For each line below that contains the word "name", return that line.

Records from a dataset:
+---+

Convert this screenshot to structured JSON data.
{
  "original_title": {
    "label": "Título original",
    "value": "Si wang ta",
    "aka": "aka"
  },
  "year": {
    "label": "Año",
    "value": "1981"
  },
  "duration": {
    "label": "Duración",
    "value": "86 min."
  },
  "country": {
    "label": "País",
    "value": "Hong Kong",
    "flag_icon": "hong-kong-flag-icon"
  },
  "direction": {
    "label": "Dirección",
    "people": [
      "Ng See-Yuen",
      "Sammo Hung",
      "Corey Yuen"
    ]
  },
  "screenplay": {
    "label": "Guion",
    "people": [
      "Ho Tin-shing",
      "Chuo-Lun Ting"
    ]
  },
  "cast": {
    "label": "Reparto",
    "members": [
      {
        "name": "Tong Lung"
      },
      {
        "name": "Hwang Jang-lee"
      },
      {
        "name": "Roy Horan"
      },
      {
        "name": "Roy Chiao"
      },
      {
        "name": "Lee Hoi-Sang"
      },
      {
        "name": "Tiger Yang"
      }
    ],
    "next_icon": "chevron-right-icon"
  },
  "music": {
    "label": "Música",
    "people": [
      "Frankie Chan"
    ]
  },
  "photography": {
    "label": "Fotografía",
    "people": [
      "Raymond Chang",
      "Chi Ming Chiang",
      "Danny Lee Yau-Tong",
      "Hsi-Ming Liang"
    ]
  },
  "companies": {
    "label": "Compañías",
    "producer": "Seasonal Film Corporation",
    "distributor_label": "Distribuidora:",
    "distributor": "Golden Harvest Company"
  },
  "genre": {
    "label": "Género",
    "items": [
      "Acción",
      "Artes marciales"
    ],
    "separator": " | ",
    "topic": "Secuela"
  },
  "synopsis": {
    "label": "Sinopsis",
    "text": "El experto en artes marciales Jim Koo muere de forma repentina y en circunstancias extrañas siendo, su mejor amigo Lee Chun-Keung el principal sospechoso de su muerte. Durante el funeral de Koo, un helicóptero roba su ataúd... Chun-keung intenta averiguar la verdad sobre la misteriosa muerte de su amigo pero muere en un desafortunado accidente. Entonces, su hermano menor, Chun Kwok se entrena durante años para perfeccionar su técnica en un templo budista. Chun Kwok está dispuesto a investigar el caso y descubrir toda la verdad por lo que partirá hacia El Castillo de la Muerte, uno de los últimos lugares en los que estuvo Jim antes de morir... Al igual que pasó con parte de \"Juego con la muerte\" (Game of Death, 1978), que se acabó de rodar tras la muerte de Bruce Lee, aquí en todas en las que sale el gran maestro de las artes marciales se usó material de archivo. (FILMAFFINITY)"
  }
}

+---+

_WRITTEN RESPONSE_
        "name": "Tong Lung"
        "name": "Hwang Jang-lee"
        "name": "Roy Horan"
        "name": "Roy Chiao"
        "name": "Lee Hoi-Sang"
        "name": "Tiger Yang"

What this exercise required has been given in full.